Exercise:
If you see a picture in the data below, omit it and copy the rest exactly.

Input for this task:

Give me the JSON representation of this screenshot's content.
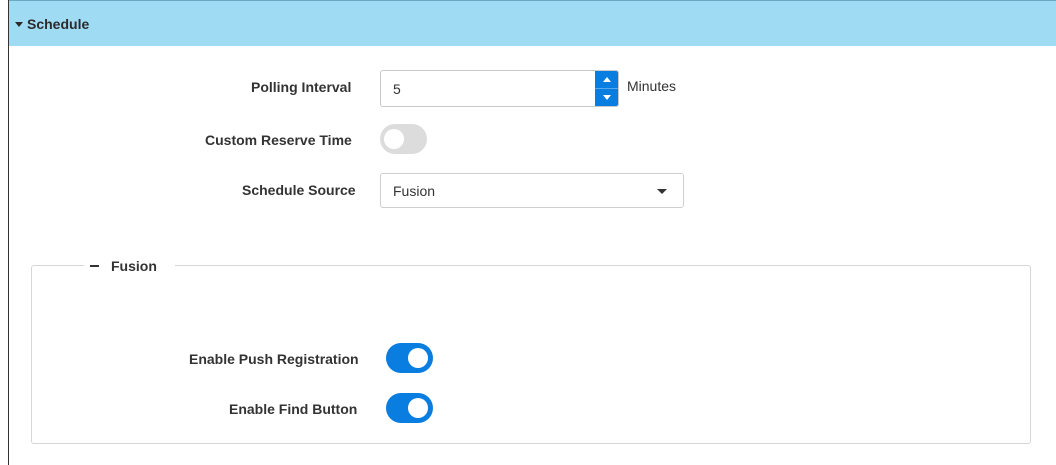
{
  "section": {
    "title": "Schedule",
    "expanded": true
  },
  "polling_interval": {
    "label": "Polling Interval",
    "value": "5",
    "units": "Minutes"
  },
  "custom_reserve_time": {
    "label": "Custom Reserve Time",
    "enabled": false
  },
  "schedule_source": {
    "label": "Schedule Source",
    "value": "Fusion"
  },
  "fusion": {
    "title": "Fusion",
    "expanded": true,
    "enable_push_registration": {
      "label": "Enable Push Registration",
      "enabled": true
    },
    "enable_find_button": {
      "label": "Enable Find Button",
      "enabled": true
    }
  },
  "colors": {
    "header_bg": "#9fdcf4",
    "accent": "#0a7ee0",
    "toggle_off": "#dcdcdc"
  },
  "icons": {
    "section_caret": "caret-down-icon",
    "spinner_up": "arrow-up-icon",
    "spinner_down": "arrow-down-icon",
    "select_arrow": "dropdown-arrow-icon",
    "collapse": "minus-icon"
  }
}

Task result:
Give me the JSON representation of this screenshot's content.
{
  "section": {
    "title": "Schedule",
    "expanded": true
  },
  "polling_interval": {
    "label": "Polling Interval",
    "value": "5",
    "units": "Minutes"
  },
  "custom_reserve_time": {
    "label": "Custom Reserve Time",
    "enabled": false
  },
  "schedule_source": {
    "label": "Schedule Source",
    "value": "Fusion"
  },
  "fusion": {
    "title": "Fusion",
    "expanded": true,
    "enable_push_registration": {
      "label": "Enable Push Registration",
      "enabled": true
    },
    "enable_find_button": {
      "label": "Enable Find Button",
      "enabled": true
    }
  },
  "colors": {
    "header_bg": "#9fdcf4",
    "accent": "#0a7ee0",
    "toggle_off": "#dcdcdc"
  },
  "icons": {
    "section_caret": "caret-down-icon",
    "spinner_up": "arrow-up-icon",
    "spinner_down": "arrow-down-icon",
    "select_arrow": "dropdown-arrow-icon",
    "collapse": "minus-icon"
  }
}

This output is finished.